**TASK DATA:**
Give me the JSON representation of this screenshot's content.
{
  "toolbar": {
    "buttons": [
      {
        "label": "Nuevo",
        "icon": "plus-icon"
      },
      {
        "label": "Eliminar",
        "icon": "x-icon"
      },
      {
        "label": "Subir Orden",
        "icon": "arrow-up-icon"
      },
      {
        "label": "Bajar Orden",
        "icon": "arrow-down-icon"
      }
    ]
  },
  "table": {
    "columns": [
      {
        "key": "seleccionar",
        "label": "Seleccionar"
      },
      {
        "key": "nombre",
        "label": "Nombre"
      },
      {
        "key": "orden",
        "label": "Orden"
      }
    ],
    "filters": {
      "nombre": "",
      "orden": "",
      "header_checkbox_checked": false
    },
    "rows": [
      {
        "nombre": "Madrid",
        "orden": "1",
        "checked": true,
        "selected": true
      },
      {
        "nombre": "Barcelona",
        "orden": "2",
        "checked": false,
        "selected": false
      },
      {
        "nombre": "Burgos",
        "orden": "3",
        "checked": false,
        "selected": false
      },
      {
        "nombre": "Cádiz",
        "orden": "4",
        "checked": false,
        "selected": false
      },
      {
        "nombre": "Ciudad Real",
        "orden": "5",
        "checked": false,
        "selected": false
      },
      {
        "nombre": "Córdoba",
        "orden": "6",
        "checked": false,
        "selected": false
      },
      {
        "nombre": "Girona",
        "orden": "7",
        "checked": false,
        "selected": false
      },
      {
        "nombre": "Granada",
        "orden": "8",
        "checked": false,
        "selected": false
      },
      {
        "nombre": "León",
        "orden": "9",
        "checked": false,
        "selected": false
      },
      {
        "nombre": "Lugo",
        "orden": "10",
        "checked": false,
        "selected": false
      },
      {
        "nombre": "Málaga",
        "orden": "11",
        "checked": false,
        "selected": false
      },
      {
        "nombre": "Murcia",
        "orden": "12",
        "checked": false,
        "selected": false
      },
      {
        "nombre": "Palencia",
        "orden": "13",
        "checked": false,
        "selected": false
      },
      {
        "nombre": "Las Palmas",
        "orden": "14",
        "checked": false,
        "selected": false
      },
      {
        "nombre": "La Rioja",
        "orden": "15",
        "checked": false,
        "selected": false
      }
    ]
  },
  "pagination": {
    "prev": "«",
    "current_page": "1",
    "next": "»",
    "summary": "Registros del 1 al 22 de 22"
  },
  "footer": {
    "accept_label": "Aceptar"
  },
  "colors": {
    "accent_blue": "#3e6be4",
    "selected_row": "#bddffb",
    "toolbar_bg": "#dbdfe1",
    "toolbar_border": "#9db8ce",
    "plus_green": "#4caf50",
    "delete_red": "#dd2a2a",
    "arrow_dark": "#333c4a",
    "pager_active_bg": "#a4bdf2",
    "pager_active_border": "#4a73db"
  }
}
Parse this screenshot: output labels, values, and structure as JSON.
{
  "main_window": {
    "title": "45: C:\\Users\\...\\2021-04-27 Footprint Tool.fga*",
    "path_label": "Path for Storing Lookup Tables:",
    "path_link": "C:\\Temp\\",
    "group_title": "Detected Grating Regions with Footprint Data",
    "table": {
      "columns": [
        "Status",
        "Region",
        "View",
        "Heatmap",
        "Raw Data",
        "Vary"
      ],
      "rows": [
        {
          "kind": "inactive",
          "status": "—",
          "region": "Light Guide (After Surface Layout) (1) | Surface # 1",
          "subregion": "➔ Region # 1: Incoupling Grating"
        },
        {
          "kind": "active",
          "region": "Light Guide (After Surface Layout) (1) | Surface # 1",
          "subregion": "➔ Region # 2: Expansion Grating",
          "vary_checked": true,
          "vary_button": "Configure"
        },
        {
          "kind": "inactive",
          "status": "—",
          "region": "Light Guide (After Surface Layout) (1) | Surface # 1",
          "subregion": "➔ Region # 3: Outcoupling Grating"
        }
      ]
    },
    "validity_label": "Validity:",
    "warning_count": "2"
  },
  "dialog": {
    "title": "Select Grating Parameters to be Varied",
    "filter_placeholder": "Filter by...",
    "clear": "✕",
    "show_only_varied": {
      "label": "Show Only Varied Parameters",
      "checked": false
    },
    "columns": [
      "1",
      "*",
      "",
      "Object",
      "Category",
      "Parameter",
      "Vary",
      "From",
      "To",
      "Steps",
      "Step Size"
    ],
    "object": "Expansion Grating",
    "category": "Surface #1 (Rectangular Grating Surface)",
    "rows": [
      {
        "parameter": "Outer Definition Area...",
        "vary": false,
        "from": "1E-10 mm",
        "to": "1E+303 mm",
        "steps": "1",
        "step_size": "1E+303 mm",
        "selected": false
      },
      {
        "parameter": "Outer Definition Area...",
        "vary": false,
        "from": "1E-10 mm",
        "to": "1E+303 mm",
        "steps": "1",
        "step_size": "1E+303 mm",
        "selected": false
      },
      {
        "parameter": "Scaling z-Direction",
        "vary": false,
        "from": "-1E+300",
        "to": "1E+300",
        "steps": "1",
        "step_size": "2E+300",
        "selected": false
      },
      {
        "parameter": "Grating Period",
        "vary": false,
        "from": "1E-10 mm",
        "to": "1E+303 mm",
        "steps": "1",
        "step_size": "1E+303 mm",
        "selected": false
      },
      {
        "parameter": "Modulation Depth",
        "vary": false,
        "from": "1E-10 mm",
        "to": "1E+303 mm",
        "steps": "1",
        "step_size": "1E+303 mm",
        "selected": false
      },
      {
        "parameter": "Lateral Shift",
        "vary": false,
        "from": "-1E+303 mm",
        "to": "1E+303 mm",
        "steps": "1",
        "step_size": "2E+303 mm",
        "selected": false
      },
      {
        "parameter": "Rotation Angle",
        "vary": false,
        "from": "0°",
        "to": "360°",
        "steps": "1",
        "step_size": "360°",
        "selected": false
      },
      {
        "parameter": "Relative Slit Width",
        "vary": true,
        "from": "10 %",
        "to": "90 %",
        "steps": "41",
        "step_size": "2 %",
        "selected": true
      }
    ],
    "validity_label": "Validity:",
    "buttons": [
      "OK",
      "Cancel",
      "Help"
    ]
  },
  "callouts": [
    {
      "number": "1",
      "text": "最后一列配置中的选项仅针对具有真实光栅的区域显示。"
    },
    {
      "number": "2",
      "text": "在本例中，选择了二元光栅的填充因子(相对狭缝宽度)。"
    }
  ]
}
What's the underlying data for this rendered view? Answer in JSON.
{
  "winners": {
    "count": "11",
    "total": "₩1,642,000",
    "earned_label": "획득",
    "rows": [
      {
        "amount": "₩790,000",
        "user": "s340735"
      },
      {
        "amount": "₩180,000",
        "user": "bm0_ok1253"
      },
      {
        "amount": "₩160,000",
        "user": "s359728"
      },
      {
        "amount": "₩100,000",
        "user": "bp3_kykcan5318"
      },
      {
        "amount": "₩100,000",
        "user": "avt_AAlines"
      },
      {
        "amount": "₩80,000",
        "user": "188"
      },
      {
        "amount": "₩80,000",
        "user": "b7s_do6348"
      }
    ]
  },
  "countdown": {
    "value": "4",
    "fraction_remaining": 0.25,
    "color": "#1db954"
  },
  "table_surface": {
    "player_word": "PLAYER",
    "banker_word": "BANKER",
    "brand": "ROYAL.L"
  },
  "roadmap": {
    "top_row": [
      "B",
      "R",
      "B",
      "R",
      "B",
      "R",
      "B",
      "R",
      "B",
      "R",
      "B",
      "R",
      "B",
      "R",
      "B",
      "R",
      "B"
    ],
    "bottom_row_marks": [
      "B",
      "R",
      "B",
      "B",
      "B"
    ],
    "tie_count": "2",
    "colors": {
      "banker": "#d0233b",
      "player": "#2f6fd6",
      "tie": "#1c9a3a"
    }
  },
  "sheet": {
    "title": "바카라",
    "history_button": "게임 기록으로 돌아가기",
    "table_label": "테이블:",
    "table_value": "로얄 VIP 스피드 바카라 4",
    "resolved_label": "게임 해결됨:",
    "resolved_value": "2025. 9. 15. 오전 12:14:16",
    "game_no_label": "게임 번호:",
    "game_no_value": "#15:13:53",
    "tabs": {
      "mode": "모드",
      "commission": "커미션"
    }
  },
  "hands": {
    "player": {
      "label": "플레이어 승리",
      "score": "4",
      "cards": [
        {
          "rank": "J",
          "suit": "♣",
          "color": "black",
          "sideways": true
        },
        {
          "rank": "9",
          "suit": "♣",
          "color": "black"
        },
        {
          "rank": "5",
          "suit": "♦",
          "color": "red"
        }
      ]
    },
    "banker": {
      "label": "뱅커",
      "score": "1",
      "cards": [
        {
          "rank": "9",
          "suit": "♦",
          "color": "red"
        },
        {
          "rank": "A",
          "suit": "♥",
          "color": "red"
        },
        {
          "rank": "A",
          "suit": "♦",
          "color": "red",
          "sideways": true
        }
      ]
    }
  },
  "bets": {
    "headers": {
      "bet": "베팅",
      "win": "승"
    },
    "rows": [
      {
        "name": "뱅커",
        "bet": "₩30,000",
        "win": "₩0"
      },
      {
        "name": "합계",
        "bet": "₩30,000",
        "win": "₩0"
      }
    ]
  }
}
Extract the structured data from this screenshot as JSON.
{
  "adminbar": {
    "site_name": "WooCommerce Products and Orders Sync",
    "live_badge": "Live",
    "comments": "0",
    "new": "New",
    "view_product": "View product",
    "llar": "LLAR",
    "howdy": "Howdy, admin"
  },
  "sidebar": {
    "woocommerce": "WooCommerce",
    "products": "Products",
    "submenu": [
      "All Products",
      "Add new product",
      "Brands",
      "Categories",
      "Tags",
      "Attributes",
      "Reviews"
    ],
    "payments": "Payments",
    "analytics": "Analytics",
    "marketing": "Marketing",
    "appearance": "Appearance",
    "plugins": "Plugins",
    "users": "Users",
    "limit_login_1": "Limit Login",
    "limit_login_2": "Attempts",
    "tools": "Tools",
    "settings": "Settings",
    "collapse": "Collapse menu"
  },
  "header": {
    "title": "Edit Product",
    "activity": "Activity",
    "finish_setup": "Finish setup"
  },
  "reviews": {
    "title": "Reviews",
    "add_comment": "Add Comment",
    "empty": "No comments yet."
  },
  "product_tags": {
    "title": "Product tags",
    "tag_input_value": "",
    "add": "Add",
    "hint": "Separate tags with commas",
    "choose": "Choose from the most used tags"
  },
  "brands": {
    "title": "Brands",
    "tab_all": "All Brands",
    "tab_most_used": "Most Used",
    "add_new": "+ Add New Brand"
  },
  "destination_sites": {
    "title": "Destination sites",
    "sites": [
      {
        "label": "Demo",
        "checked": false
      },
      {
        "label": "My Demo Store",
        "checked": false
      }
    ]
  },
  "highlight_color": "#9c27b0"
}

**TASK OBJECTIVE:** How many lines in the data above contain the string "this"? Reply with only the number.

**FINISHED TASK:** 4